Our Trip to Oregon - Fort Clapsot Section
August 7, 2000
By Dan Hyde

Image of Fort Clapsot near Astoria, Oregon

Replica of Fort Clatsop near Astoria, Oregon

Lewis and Clark named their winter quarters of 1805-6 after the friendly local Native American tribe, the Clatsops. The Fort was the Corps of Discovery's home for three months. The replica of the Fort was built in the 1950s.

Image of Scott at Gate of Fort Clatsop

Scott at Gate of Fort Clatsop.

You can see one of the wooden chimneys in background. The National Park Service has a fire going in the Captain's Quarters because it was cold for August (60 degrees) and damp.

Image of Captains' Quarters

Interpretor Explaining the Captains' Quarters
Where Captain Lewis and Captain Clark lived and Worked the Winter of 1805-6

Just to right of Scott's hat, you can see the glow of coals in the fireplace. We wanted to stay since it was so toasty and warm!

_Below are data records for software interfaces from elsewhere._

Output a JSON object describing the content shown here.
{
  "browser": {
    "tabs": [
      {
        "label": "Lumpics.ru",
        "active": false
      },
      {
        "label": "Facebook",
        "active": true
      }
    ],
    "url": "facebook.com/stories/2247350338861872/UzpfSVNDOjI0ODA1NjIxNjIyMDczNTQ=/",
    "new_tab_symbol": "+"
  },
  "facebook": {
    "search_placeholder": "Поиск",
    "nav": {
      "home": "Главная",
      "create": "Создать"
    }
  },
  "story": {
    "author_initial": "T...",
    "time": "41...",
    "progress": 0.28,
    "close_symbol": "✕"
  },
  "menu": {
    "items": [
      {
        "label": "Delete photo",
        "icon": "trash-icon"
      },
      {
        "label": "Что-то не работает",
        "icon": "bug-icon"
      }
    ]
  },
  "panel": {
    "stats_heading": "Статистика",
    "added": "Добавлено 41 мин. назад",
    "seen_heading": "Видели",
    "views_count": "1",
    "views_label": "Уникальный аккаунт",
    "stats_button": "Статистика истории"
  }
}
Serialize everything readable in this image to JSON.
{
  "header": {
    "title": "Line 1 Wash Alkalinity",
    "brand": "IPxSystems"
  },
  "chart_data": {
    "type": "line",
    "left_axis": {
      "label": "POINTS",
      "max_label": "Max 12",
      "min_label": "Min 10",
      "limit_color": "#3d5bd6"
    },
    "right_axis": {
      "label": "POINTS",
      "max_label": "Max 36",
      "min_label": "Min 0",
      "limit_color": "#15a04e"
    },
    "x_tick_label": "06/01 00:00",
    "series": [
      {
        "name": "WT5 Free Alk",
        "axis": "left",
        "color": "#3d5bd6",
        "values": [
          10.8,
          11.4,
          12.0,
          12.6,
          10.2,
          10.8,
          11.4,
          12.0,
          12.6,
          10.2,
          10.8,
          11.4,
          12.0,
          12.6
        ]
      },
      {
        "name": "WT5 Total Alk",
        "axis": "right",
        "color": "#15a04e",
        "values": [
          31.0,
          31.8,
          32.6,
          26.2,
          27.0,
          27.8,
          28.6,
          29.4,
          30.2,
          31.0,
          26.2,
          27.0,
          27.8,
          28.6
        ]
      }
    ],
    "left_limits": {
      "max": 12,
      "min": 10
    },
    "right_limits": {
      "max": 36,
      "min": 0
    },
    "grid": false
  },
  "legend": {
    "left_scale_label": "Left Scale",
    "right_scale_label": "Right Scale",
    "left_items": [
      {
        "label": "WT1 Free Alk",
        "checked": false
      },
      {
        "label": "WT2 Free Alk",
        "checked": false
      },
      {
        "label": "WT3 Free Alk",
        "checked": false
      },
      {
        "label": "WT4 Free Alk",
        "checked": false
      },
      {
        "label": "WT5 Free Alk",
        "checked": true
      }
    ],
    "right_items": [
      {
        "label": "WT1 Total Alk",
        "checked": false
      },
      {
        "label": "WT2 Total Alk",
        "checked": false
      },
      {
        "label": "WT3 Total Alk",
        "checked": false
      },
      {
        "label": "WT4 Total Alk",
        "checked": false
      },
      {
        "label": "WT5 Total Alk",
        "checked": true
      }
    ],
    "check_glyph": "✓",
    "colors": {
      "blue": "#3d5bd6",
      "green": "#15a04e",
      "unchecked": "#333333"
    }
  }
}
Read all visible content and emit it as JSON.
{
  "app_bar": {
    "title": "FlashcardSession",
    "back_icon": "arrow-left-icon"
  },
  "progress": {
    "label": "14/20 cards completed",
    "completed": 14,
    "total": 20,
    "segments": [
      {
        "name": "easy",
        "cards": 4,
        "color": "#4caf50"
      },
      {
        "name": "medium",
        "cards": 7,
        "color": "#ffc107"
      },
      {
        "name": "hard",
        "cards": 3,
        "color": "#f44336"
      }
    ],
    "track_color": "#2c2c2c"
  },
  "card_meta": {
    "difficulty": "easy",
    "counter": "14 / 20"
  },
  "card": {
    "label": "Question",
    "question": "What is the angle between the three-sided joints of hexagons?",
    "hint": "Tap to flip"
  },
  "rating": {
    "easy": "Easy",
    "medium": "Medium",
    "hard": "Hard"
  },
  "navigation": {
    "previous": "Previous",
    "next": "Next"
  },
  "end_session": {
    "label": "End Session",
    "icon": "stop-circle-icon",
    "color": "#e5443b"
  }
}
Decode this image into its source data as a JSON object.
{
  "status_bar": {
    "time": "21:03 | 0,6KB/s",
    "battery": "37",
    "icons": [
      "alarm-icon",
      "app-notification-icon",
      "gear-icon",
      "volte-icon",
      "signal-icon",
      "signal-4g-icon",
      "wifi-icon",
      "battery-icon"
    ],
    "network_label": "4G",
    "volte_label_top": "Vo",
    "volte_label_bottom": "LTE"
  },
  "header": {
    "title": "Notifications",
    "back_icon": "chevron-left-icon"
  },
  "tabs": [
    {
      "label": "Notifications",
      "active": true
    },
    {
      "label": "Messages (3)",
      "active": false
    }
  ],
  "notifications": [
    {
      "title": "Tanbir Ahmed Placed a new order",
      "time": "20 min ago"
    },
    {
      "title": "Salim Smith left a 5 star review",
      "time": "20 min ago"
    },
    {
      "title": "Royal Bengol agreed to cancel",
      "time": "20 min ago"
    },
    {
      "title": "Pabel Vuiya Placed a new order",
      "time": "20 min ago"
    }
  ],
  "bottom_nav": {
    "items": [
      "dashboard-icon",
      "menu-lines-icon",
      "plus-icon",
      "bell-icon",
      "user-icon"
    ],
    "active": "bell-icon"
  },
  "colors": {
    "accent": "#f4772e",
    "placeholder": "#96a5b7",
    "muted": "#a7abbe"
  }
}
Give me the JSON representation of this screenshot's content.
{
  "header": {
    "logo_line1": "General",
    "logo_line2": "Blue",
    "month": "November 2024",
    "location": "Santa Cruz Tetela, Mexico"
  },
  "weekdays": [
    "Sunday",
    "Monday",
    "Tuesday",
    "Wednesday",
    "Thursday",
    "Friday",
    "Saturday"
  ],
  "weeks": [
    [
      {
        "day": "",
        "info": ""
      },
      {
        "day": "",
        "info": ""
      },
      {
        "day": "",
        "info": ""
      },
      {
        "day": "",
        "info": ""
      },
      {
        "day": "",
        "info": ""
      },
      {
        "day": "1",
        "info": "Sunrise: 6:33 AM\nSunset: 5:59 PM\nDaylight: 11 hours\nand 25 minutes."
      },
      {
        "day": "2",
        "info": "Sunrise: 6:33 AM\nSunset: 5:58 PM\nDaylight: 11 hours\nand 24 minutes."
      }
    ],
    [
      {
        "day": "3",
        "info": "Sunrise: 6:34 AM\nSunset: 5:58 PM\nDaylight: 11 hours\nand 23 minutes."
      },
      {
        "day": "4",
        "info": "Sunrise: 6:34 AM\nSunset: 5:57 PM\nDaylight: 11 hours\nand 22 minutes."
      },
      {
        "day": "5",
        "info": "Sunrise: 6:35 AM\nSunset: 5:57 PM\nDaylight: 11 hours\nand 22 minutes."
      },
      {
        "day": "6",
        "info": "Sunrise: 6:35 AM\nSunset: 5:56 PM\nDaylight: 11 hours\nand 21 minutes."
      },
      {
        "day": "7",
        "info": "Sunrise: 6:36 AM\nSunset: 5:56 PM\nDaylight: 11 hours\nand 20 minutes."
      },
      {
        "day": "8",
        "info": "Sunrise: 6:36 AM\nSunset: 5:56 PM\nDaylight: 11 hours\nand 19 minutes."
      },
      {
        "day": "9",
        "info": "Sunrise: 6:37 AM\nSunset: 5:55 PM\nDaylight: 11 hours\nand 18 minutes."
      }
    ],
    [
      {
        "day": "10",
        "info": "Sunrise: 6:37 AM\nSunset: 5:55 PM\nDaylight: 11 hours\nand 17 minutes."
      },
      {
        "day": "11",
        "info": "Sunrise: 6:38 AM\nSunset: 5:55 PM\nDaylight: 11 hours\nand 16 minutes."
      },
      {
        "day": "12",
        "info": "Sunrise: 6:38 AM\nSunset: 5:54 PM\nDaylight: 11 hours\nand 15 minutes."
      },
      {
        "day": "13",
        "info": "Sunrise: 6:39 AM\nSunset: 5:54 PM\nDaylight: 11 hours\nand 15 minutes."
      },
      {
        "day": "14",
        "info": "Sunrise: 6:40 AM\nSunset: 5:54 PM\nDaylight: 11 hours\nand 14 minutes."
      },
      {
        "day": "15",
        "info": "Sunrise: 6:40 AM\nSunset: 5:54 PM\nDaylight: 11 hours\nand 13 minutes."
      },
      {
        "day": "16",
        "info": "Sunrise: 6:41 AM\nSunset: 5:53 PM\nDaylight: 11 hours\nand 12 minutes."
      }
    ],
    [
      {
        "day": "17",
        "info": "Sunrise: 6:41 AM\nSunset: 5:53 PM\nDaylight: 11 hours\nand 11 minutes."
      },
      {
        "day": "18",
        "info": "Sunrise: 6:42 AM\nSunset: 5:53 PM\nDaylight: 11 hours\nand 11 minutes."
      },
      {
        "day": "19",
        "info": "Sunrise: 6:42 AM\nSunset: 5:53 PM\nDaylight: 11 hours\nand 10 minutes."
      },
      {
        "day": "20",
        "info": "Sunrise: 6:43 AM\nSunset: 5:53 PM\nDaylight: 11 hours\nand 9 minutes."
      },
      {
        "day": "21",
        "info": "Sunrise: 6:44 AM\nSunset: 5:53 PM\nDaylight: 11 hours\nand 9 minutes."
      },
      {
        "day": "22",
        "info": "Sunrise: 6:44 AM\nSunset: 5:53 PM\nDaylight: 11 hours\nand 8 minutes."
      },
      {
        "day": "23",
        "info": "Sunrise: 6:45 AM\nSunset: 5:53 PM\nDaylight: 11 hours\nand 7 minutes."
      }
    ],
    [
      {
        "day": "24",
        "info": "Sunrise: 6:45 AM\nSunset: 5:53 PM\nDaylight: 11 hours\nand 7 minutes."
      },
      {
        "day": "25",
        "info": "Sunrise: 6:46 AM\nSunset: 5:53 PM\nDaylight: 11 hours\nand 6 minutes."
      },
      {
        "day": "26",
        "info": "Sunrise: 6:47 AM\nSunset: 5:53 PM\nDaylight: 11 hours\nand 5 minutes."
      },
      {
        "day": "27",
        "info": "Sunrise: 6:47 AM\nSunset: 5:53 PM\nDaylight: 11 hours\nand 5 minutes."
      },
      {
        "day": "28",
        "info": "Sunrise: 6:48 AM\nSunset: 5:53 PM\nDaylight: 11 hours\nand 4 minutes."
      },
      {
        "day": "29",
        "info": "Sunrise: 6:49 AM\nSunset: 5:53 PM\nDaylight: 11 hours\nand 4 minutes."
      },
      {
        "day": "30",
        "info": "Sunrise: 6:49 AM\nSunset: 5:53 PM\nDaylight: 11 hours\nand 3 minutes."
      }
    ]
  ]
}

Image of Interior of Cabin where
 Carbonno and Sagagawea lived

Interior of Cabin where Toussaint Charbonneau, his Shoshone wife Sacagawea
and their baby Jean Baptiste lived, next door to the Captains' Quarters.

Image of Woman's Outfit in Cabin where
 Sagagawea lived

Woman's Outfit and Child's Cradle in Cabin where Sacagawea lived.

Image of Guard Asleep

Guard Asleep in Guard House

Image of Guard Asleep on Bed

Same Guard Asleep on Bed

Image of Scott at Gate

Scott at Gate. We are looking out Main Gate of Fort Clatsop.

Image of Scott in Front of Tree

Scott in Front of Tree
Notice the Green Moss on the Bark.

The Lewis and Clark Expedition had a hard time at Fort Clatsop. It rained 94 days of the 106 days they stayed here! Everything rotted from the dampness including their clothes. Fleas infested the furs and hides of the bedding. They were miserable with rheumatism and colds from the cold, damp weather.

Image of Spanish Moss on Trees

Spanish Moss on Trees

Lots of spanish moss on trees is evidence of the very wet climate on the coast of Oregon. One resident of the coast said to me, "We think 70 degrees is hot!" It can be 65 and damp on the Oregon coast and 90, sunny and dry sixty miles east in Portland.

Many of the Corps of Discovery wanted to live inland in a better climate, but the Captains Lewis and Clark wanted to live by the coast with the hope of hearing of the arrival of an European ship which could give them passage back home. Though a ship was in the area, the Captains never heard any word. Therefore, the Corps of Discovery had to make the long trip back to Saint Louis, Missouri, by foot, horse and canoe.

Page maintained by Dan Hyde, hyde at bucknell.edu Last update August 18, 2000

Copyright © 2000
Daniel C. Hyde